Prices: Studios and one-bedroom flats can go for as little as pounds 60-75,000, and two- and three-bedroom flats can start at pounds 100,000 and rise steeply. But the rooms in the period houses tend to be huge. Double bedrooms, en-suite, are not uncommon. Houses are harder to come by.
Entertainment: Some residential areas are purely residential: quiet and even pub-challenged. But the entertainment and leisure areas more than compensate, with an abundance of pubs, clubs, comedy joints and restaurants.
Things to do: Name it. Art. Culture. Clubs and pubs. Rock-climbing. Bicycling. Hot-air ballooning. Even bird-watching.
Bird-watching? We are not talking robins and finches. Ravens occasionally build nests on the cliffs.
Whiteladies Road: Whiteladies as in white ladies? Yes, the street name harks back to Bristol's involvement in the slave trade, which also explains...
Blackboy Hill: This road is a continuation of Whiteladies Road and is a major shopping, dining and hanging-out thoroughfare, not some obscure back street (like Old Jewry in London).

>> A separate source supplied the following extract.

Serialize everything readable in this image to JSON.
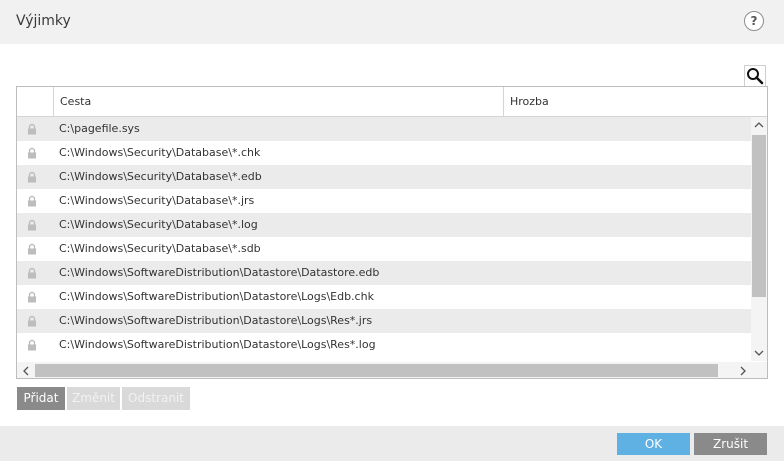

Floating Harbour: One of several major waterside areas containing homes, offices and leisure facilities, museums, and the SS Great Britain. The harbour is "floating" in the sense that it has no tides. Bristol Harbour was created in the 13th century when the Frome was diverted. In the early 1800s, the Frome and Avon Rivers were diverted to form this harbour which is parallel to and just north of the Avon in central Bristol.
SS Great Britain: The first of the great steamships was launched from Bristol in 1843. It served as a luxury passenger liner, a ferry carrying troops to the Crimea and India, and a cargo ship. Before rescue and relocation to Bristol, it had been abandoned in, of all places, the Falkland Islands in 1886.
Estate agents: Allen & Harris: 0117-973 1295; Andrews: 0117-973 2551; Halifax: 0117-986 4815; Maggs & Allen: 0117- 949 9000.Reuse content